On the Western front, there are press reports of the largest tank battles to date in two areas of Kashmir. According to a reliable [less than 1 line of source text not declassified] source, Mrs. Gandhiʼs staff as of Thursday was still saying that, as soon as the situation in the East is settled, India will launch a major offensive against West Pakistan and hope that all major fighting will be over by the end of the month. This, of course, was before Acting Secretary Irwin made his strong démarche to Ambassador Jha late Thursday4 concerning Indiaʼs intentions toward West Pakistan. At the same time, it is worth noting that the British also have been pressing the Indians for a statement that their war aims do not include Pak-held Kashmir but so far with no success. Reports are now being circulated in Delhi by the governmentʼs Press Information Bureau that the U.S. Seventh Fleet is moving toward the Bay of Bengal.

The Soviets show no sign of slackening their support for India. There are unconfirmed reports that a Soviet military team will soon be visiting New Delhi. Potentially more significant is a current trip to Moscow by D.P. Dhar, the negotiator of the friendship treaty and former Indian Ambassador to Moscow who is known to be very close to Mrs. Gandhi. Dhar could be going to sound out the Soviets on Indiaʼs intentions toward West Pakistan. Finally there is an unconfirmed [Page 766] Indian report that units of the Soviet Mediterranean Fleet have been ordered to move to the Indian Ocean and Bay of Bengal, although even if true it would take some time for them to sail around the tip of Africa.

[Omitted here are summary reports on foreign policy issues unrelated to South Asia.]

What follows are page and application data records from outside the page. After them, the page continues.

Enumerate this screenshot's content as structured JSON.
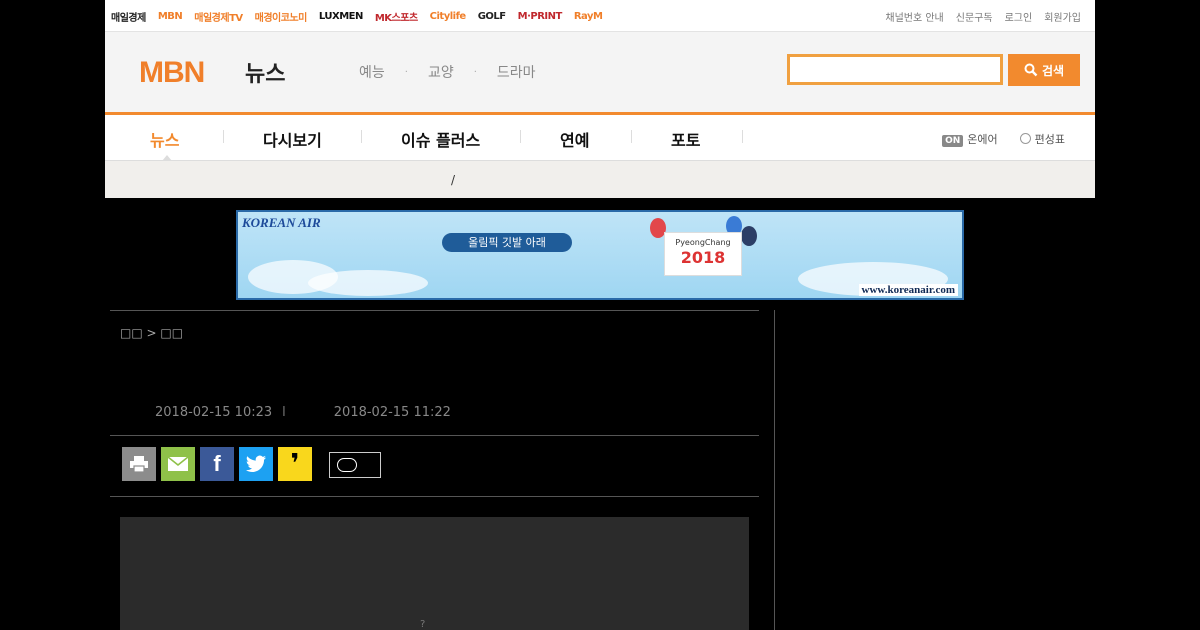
{
  "family_links": [
    {
      "label": "매일경제",
      "color": "#222222"
    },
    {
      "label": "MBN",
      "color": "#f07f2a"
    },
    {
      "label": "매일경제TV",
      "color": "#f07f2a"
    },
    {
      "label": "매경이코노미",
      "color": "#f07f2a"
    },
    {
      "label": "LUXMEN",
      "color": "#111111"
    },
    {
      "label": "MK스포츠",
      "color": "#c0282d"
    },
    {
      "label": "Citylife",
      "color": "#f07f2a"
    },
    {
      "label": "GOLF",
      "color": "#222222"
    },
    {
      "label": "M·PRINT",
      "color": "#c0282d"
    },
    {
      "label": "RayM",
      "color": "#f07f2a"
    }
  ],
  "utils": [
    "채널번호 안내",
    "신문구독",
    "로그인",
    "회원가입"
  ],
  "logo": {
    "main": "MBN",
    "sub": "뉴스"
  },
  "categories": [
    "예능",
    "교양",
    "드라마"
  ],
  "category_dot": "·",
  "search": {
    "button_label": "검색",
    "placeholder": ""
  },
  "gnb": {
    "items": [
      "뉴스",
      "다시보기",
      "이슈 플러스",
      "연예",
      "포토"
    ],
    "onair_badge": "ON",
    "onair": "온에어",
    "schedule": "편성표"
  },
  "subnav": {
    "separator": "/"
  },
  "ad": {
    "brand": "KOREAN AIR",
    "banner_text": "올림픽 깃발 아래",
    "games_name": "PyeongChang",
    "games_year": "2018",
    "url": "www.koreanair.com"
  },
  "article": {
    "breadcrumb": "□□ > □□",
    "date_input": "2018-02-15 10:23",
    "date_sep": "l",
    "date_modified": "2018-02-15 11:22",
    "photo_caption": "?"
  },
  "share": {
    "print_color": "#8c8c8c",
    "mail_color": "#8fc149",
    "facebook_color": "#3b5998",
    "twitter_color": "#1da1f2",
    "kakao_color": "#f9d71c",
    "facebook_glyph": "f",
    "kakao_glyph": "❜"
  },
  "colors": {
    "accent": "#f28a2e"
  }
}
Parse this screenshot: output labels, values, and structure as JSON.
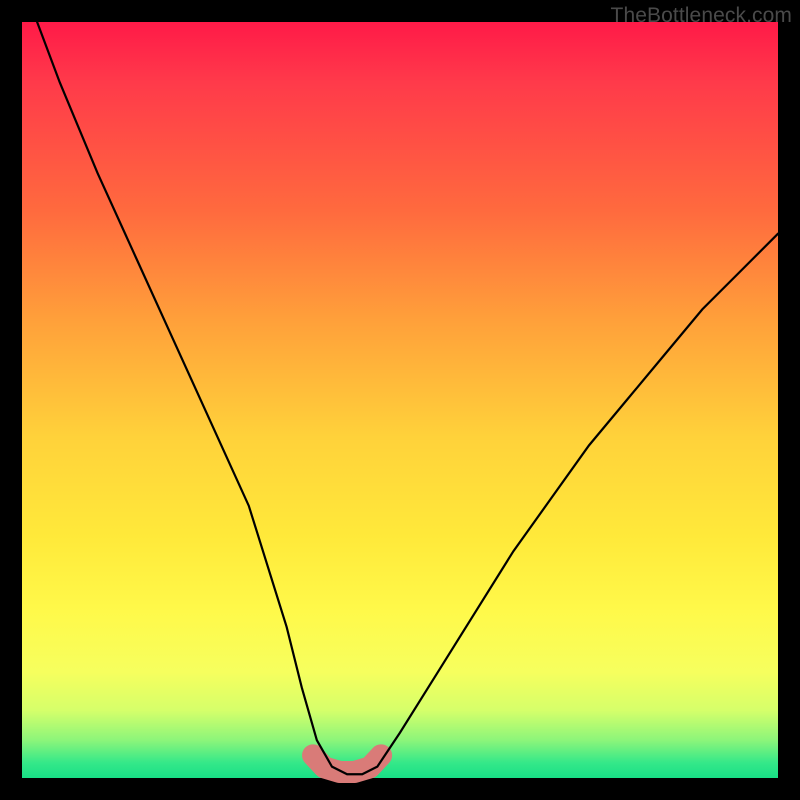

Soviet Combatants Possibly En Route to Indian Ocean: Soviet ships equipped with surface-to-surface missiles may be en route to augment the Indian Ocean Squadron. A guided-missile light cruiser, a diesel-powered cruise-missile submarine, and a naval oiler left the Sea of Japan via Tsushima Strait yesterday and may be bound for the Indian Ocean. The cruiser and submarine together carry a total of 20 SS–N–s cruise missiles.5

Sixteen Soviet naval units are now in the Indian Ocean area, including three space support ships. Communications intelligence indicates that most of the ships are near Ceylon and Socotra, although one space-related unit may be monitoring British naval units in the Arabian Sea. However, of the sixteen ships less than half are combatants.

[Omitted here is a summary report on a foreign policy issue unrelated to South Asia.]

  1. Source: National Archives, Nixon Presidential Materials, NSC Files, Box 37, Presidentʼs Daily Briefs, Dec 1–Dec 16, 1971. Top Secret; Sensitive; Codeword. A stamp on the memorandum indicates that the President saw it.
  2. See footnote 3, Document 263.
  3. President Nixon highlighted this paragraph and wrote: “K—Did we get caught on this too? We may look foolish with the Soviet[s] by claiming we helped to get the Paks to move in this direction.”
  4. December 9; See Document 262.
  5. The President added another marginal note here that reads: “K—a reaction to our move?”